[Stored items]
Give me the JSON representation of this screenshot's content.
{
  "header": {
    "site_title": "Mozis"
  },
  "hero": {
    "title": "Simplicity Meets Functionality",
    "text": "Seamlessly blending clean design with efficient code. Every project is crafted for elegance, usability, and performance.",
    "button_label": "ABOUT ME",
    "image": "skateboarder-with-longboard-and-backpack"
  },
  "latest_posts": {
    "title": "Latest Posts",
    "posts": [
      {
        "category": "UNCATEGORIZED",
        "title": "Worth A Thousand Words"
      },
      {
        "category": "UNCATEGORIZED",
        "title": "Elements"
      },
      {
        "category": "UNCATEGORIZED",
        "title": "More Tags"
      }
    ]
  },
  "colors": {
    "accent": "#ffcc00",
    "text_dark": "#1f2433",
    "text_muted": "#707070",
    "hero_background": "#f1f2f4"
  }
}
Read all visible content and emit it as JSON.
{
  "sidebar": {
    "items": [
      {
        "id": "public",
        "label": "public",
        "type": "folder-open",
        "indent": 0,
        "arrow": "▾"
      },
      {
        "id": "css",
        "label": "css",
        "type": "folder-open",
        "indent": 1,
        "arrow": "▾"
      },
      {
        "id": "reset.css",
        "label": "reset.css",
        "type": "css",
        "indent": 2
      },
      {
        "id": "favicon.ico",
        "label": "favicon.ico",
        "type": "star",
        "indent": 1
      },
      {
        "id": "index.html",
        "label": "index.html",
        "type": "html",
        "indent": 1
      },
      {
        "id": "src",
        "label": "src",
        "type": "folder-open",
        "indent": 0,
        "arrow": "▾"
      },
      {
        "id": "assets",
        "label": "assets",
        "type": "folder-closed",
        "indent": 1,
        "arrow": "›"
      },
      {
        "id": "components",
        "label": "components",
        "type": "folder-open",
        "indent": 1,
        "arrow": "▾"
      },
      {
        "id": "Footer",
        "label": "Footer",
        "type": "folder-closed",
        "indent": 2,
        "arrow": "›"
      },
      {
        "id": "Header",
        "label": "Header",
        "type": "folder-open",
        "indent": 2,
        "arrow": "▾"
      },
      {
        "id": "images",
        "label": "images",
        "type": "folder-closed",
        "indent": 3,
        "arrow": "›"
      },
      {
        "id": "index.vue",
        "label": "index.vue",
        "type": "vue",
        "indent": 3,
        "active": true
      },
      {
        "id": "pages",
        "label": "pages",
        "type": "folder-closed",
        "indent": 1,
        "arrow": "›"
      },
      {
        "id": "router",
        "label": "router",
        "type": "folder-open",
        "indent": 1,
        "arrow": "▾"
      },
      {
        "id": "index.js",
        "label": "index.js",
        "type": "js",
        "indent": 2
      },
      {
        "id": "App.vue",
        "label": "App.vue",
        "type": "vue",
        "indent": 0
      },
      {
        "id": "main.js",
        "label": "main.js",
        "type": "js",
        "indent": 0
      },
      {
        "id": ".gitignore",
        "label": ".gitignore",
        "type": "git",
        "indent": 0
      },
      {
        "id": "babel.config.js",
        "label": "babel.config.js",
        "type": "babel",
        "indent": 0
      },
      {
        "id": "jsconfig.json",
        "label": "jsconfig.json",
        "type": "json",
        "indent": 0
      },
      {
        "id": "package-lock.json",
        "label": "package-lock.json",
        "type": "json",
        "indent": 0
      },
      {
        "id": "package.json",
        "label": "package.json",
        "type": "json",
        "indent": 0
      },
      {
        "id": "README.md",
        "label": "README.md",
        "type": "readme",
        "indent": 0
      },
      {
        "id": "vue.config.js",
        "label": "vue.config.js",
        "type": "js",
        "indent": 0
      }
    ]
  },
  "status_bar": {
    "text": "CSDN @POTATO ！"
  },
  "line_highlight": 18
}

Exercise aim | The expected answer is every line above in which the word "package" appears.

Response area |
        "id": "package-lock.json",
        "label": "package-lock.json",
        "id": "package.json",
        "label": "package.json",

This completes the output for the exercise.